This is a bend in the creek on the west fork of Cold Springs Canyon. I loved the patterns and design created by the uplifted geology and the flowing water. I hope you all are finding time to enjoy the wildflowers and pools spring-fed by this winter’s rains.
So many colors to paint out there and so little time! The morning mist was burning off as I made this painting from the top of Eling’s Park. The second was capturing the mustard bloom from the one of my favorite trailheads.
The fountains are flowing in our creeks. These paintings are both from areas hit hard by fire and storms the last few years. It has been fascinating watching how the water recarves new pools for swimming and how a couple of tumbled boulders can offer a stream a new sandstone diving board for a waterfall. We’ve got the two moods of spring represented here. Mysterious moody mist and bright sunny clarity.
The last painting was a cloud study I made a couple of weeks ago…
Ablaze with Wildflowers
The Botanic Garden meadow is glowing with flowers and humming with bees right now from all of the rains this past year. I’ve had a very large 4-foot-square canvas that I’ve been waiting to paint at some point and the excuse to cover it with saturated oranges and greens was irresistable. This one will fill the wall with a sunlit garden. I took some process photos for fellow artists out there who, like me, enjoy seeing the steps behind the scenes of how the painting was created. Basically I start with big shapes of color and break them up into smaller and smaller shapes.
Painting in Boston

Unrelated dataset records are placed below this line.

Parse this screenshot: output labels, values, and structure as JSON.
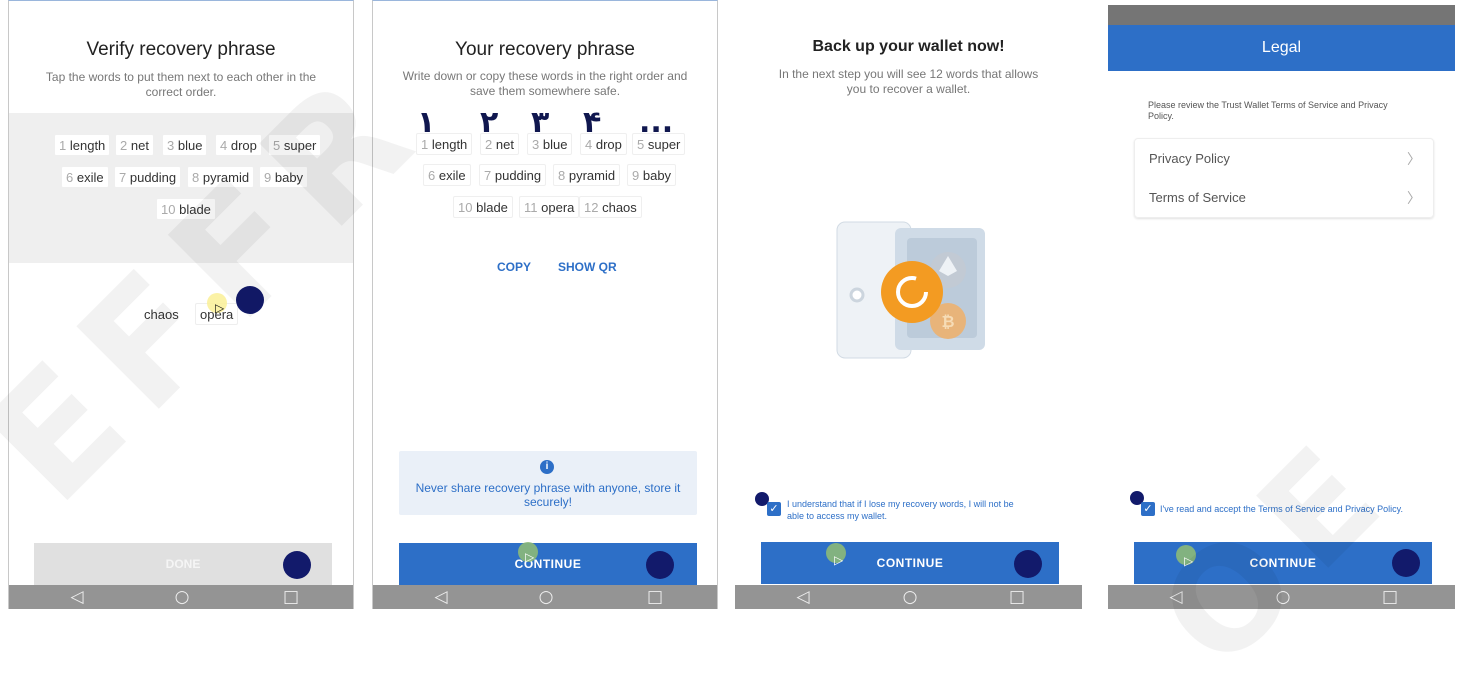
{
  "screens": {
    "verify": {
      "title": "Verify recovery phrase",
      "subtitle_line1": "Tap the words to put them next to each other in the",
      "subtitle_line2": "correct order.",
      "words": [
        {
          "n": "1",
          "w": "length"
        },
        {
          "n": "2",
          "w": "net"
        },
        {
          "n": "3",
          "w": "blue"
        },
        {
          "n": "4",
          "w": "drop"
        },
        {
          "n": "5",
          "w": "super"
        },
        {
          "n": "6",
          "w": "exile"
        },
        {
          "n": "7",
          "w": "pudding"
        },
        {
          "n": "8",
          "w": "pyramid"
        },
        {
          "n": "9",
          "w": "baby"
        },
        {
          "n": "10",
          "w": "blade"
        }
      ],
      "remaining": [
        "chaos",
        "opera"
      ],
      "done_label": "DONE"
    },
    "phrase": {
      "title": "Your recovery phrase",
      "subtitle_line1": "Write down or copy these words in the right order and",
      "subtitle_line2": "save them somewhere safe.",
      "annotations": [
        "۱",
        "۲",
        "۳",
        "۴",
        "..."
      ],
      "words": [
        {
          "n": "1",
          "w": "length"
        },
        {
          "n": "2",
          "w": "net"
        },
        {
          "n": "3",
          "w": "blue"
        },
        {
          "n": "4",
          "w": "drop"
        },
        {
          "n": "5",
          "w": "super"
        },
        {
          "n": "6",
          "w": "exile"
        },
        {
          "n": "7",
          "w": "pudding"
        },
        {
          "n": "8",
          "w": "pyramid"
        },
        {
          "n": "9",
          "w": "baby"
        },
        {
          "n": "10",
          "w": "blade"
        },
        {
          "n": "11",
          "w": "opera"
        },
        {
          "n": "12",
          "w": "chaos"
        }
      ],
      "copy_label": "COPY",
      "showqr_label": "SHOW QR",
      "warning_line1": "Never share recovery phrase with anyone, store it",
      "warning_line2": "securely!",
      "continue_label": "CONTINUE"
    },
    "backup": {
      "title": "Back up your wallet now!",
      "subtitle_line1": "In the next step you will see 12 words that allows",
      "subtitle_line2": "you to recover a wallet.",
      "checkbox_line1": "I understand that if I lose my recovery words, I will not be",
      "checkbox_line2": "able to access my wallet.",
      "continue_label": "CONTINUE"
    },
    "legal": {
      "header": "Legal",
      "intro_line1": "Please review the Trust Wallet Terms of Service and Privacy",
      "intro_line2": "Policy.",
      "items": [
        "Privacy Policy",
        "Terms of Service"
      ],
      "accept": "I've read and accept the Terms of Service and Privacy Policy.",
      "continue_label": "CONTINUE"
    }
  },
  "nav_icons": [
    "back-triangle-icon",
    "home-circle-icon",
    "recents-square-icon"
  ],
  "colors": {
    "accent": "#2d6fc7",
    "marker": "#121a6b",
    "navbar": "#949494"
  }
}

I’m so proud of my wife Lauren for her training and run of the Boston Marathon on Monday. What an inspiring event with so many thousands of people coming together for the love of running. I had some paper and gouache in my backpack and made a couple of quick paintings while we were there. The top one is of North Church where Paul Revere hung the lantern in the middle of the night to signal the night riders that the British armies were approaching. It starts to feel as you are walking around like most of early American History happened in a couple square miles. The next is of South Church… the architecture was amazing with beautifully colored stones. The final one was made in the Beacon Hill neighborhood where an iron fence was perfectly designed to double as a standing easel.
Pockets of Sunlight–Coronado Butterfly Preserve

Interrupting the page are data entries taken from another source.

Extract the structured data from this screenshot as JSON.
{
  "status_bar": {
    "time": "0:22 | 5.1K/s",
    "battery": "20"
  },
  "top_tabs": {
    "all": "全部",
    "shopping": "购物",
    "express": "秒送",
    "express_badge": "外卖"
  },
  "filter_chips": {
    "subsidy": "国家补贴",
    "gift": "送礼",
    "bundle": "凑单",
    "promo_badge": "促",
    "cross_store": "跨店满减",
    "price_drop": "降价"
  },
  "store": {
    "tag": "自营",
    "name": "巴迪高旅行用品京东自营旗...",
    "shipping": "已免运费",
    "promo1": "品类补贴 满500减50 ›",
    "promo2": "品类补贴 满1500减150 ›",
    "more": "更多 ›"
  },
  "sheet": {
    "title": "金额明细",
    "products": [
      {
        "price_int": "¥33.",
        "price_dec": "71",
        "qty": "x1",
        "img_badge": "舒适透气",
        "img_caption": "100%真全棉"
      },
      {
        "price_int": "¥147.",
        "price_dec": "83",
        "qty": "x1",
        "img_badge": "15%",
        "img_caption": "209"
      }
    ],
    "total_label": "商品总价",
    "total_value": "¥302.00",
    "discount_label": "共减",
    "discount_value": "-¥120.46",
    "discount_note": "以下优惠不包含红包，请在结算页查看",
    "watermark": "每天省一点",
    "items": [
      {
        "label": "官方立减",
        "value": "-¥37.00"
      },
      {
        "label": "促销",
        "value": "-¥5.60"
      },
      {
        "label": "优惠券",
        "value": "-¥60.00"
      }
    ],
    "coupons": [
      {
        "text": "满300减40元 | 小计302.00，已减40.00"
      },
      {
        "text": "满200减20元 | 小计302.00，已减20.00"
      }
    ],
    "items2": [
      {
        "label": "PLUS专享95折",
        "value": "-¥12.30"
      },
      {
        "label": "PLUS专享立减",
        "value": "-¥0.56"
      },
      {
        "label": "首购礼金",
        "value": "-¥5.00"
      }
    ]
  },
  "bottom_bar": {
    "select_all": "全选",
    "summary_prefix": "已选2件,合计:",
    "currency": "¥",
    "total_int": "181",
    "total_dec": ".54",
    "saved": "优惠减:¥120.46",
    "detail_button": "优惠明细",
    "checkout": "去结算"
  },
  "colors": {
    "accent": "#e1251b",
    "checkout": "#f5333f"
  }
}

I have so many fond memories from college of laying on my back on the fallen Eucalyptus trees and looking up at the orange spectacle of Monarch Butterflies riding wind currents in and out of the sunlight and shadows. Before the storms came, it was great to see that their numbers were once again on the rise in our area after a couple of really low years. Hopefully they escaped the wet winter in warmer southern climates.
I tend to paint in the places I feel like hanging out and spending some time. Lately that has been up local creeks sitting on boulders and enjoying the sounds of falling water. The first was a small 6×8″ study catching the glowing water in Rattlesnake Canyon a bit off trail. The second was looking towards the mountains from San Ysidro Canyon and enjoying the colors of the afternoon shadows crossing the creek.

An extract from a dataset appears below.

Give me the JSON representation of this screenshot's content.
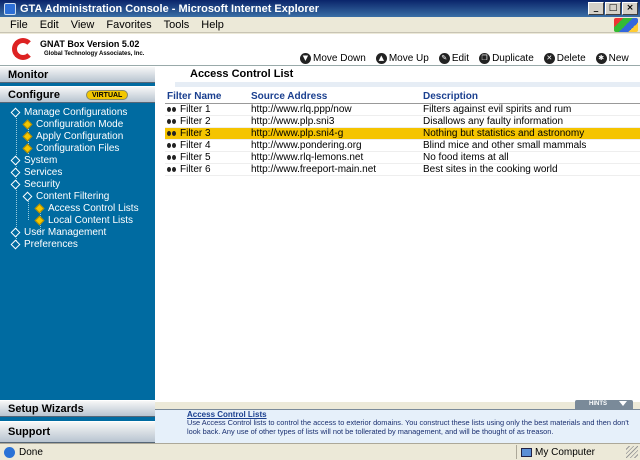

Plein Air Indoors and Island View
Plein Air painting means painting outdoors… but on this particular rainy day I set up my French easel indoors. It was warm and dry and I got to see the landscape outside soak up the cool water. Fascinating to realize the unexpected colors you find yourself painting the top of the oak table when the reflected light comes into play.
The painting below was painted from the interior of Santa Cruz Island and reminds me of an earlier California before development.
Blue Banks–Santa Cruz Island
I was very fortunate to paint this weekend with a fun group of fellow Oak Group artists on Santa Cruz Island. The weather gave us some dramatic light with sun and clouds to interpret and the islands were so beautiful with their crenulated folds and bays and sheer rocky cliffs hovering over turquoise tide pools filled with colorful life. And, of course, the foxes were cute too.
Seaside in San Simeon
My family and I camped out up the coast recently and enjoyed hiking around seeing the elephant seals, poppies, cormorants, colorful beach rocks, enormous sea slugs, mossy cypress swamps, pounding waves, monarch butterflies and other signs of spring by the central coast.